Connect with Us
Police violating privacy laws with plate readers, rules privacy commissioner
Police agencies using automated licence plate readers will have to rejig the technology in the wake of a ruling by B.C.’s privacy commissioner.
Departments using this camera system collect reams of licence plate data from vehicles, which can help officers quickly flag prohibited drivers or stolen cars. It also records licence plates of “non-hit” vehicles just passing by.
Commissioner Elizabeth Denham issued a ruling today that says police departments need to erase this “non-hit” data before it is turned over to the RCMP, which administers the program across the province.
“Collecting personal information for traffic enforcement and identifying stolen vehicles does not extend to retaining data on the law-abiding activities of citizens just in case it may be useful in the future,” Denham said in a release. “This information is not serving a law enforcement purpose and therefore, VicPD cannot disclose it to the RCMP.”
The ruling is in response to a specific complaint against the Victoria police, but extends across all municipal departments, including the Saanich police.
Saanich police have a single automated licence plate reader system, which is used by traffic patrol officers almost on a daily basis. The system rapidly scans and compares licence plates against a database to flag stolen vehicles, prohibited drivers, drivers with outstanding warrants and uninsured cars.
Saanich police Sgt. Dean Jantzen said the department needs to review the ruling.
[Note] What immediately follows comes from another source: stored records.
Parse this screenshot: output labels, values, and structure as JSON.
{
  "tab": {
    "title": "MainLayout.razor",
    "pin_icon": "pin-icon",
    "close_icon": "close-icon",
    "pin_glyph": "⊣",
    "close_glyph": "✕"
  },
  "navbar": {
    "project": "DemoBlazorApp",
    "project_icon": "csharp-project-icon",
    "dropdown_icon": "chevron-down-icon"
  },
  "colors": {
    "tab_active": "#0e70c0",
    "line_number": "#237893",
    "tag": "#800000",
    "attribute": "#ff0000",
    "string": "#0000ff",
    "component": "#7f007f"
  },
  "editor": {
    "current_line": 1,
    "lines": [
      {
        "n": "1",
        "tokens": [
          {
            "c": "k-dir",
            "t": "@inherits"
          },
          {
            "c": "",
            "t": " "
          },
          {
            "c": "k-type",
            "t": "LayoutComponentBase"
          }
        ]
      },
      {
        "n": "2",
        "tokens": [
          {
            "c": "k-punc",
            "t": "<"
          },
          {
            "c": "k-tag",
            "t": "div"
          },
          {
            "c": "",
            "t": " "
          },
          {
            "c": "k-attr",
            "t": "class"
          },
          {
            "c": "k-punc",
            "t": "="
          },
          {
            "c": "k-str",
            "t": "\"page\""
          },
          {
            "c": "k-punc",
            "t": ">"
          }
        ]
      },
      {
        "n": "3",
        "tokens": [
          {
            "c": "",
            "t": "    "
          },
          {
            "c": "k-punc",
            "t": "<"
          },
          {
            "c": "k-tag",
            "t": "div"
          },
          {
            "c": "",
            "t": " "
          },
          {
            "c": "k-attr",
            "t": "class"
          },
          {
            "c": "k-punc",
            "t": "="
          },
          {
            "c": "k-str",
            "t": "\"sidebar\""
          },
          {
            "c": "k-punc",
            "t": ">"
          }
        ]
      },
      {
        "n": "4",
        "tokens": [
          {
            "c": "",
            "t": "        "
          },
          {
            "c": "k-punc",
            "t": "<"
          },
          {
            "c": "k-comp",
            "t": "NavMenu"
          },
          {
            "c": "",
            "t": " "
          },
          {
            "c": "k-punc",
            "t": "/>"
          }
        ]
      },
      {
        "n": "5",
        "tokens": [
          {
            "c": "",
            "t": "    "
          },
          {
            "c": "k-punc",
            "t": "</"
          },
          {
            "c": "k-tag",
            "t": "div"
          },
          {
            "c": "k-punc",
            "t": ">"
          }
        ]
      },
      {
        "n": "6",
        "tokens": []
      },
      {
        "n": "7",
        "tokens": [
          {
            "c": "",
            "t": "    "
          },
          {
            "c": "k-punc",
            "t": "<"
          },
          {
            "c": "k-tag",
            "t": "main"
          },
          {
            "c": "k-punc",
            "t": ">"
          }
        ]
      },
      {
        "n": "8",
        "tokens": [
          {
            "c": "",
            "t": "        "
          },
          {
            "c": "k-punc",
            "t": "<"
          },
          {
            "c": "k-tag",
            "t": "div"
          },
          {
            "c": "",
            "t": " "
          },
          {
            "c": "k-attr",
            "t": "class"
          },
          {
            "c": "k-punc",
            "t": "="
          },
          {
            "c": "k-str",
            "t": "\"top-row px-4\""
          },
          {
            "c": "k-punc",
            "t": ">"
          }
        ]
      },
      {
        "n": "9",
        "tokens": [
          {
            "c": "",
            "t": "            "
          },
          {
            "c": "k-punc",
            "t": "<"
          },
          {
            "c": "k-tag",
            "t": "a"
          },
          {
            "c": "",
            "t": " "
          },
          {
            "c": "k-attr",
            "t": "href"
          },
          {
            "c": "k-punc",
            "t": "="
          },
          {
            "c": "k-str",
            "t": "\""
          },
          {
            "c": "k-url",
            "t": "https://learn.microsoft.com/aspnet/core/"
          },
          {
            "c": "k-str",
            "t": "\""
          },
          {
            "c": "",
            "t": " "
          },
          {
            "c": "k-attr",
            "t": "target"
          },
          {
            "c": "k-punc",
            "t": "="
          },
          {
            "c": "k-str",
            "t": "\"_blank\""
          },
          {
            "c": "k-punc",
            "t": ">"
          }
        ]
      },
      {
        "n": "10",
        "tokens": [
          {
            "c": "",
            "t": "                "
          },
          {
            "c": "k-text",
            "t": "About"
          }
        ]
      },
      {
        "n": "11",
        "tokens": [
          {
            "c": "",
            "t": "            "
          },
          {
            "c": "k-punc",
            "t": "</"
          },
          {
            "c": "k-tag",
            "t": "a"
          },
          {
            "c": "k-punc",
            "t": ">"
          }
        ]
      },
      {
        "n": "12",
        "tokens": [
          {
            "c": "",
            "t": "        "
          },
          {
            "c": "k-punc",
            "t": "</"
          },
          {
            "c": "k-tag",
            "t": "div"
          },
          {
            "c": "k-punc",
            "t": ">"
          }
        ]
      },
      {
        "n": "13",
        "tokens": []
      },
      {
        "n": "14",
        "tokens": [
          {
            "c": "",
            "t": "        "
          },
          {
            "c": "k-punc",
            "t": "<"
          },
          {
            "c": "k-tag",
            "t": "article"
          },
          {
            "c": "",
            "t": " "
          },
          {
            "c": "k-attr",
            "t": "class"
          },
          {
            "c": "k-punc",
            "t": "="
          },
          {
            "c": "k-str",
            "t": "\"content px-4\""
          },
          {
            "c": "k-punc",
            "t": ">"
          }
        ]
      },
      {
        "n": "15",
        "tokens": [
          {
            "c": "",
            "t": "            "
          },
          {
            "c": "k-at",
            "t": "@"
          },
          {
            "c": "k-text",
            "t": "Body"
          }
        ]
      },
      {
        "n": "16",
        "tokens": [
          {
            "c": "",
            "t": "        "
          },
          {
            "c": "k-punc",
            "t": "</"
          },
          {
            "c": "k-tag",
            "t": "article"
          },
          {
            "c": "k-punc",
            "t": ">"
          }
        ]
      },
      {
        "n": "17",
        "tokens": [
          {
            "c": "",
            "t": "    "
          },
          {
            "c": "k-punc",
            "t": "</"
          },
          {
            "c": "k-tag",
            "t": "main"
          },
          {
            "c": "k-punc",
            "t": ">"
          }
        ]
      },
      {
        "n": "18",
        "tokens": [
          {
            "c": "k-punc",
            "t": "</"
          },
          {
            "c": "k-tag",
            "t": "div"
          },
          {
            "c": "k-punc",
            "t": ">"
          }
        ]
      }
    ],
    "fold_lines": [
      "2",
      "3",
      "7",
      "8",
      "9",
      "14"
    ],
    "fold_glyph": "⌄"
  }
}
It's not clear if the vehicle with the licence plate reader would be pulled from service while the system is updated.
“We still have to review (the privacy commissioner’s) ruling and work with our RCMP partners to make sure we are in compliance,” Jantzen said Thursday. “We have to talk with our partners and see what this means for us.”
Jantzen noted that on the day of the privacy commissioner's ruling, Saanich officers used the licence plate reader to nab a prohibited driver 20 minutes after rolling out on patrol. The day before, it helped nab two prohibited drivers.
“This is a great public safety tool. It helps in many ways,” Jantzen said. “Overall it’s a valuable tool that we’d like to keep on our tool belt. It shows its value each time its on the road.”
A small set of Saanich traffic officers use and are trained in the plate reader system, and abide by RCMP policies and procedures on using, storing and deleting data. Jantzen said it’s too early to say if a technical fix for the system will be relatively easy or a major headache.
Denham’s ruling recommends that the system should delete “non-hit” data immediately. Currently, municipal officers, including Saanich, hand over an encrypted flash drive to the RCMP at the end of the shift, and the RCMP deletes “non-hit” information from its database within 30 minutes.
In her report, Denham also noted that police need to refine its most controversial “hit” category, called “other pointer vehicle.”
This catchall category includes people involved in a criminal court proceedings, known associates of criminals, people “of interest” to police or who are already under surveillance, parolees and people with firearms or alcohol prohibitions.
Denham said many aspects of the category veer outside the needs of law enforcement. As it stands, the “other pointer vehicle” category is in violation of personal privacy laws, she ruled.
The RCMP has indicated in past media interviews that it has considered keeping all hit and non-hit data, which includes the licence plate image, date and location. Denham's authority does not extend to the RCMP, but her ruling would preempt this data collection initiative.
RCMP Supt. Denis Boucher, the officer in charge of traffic services in B.C., said in a statement that Denham’s report “contains inaccurate information” about the plate reader system, and his office would provide a broader response once its had more time to review the report.
Boucher did say the single database under the RCMP protects the integrity of the information, and the system itself is a valuable public safety tool to detect criminal activity that would likely go undetected.
He didn’t specifically address concerns regarding “other pointer vehicle” hit category, but noted the system as it exists helps officers spot offenders who are violating court orders or parole conditions.
VicPD Chief Jamie Graham said in a statement the department "respectfully disagrees" with Denham's recommendations.
"VicPD does not make known or reveal any 'non-hit' data at any time. This data is transferred to the RCMP for the sole purpose of its destruction," Graham said.
The B.C. privacy commissioner does have legislative authority to force compliance to the recommendations, should VicPD refuse to do so.
"It's very seldom that we have to actually use our enforcement powers," Denham said.
See Denham's report here.
-- with files from Dan Palmer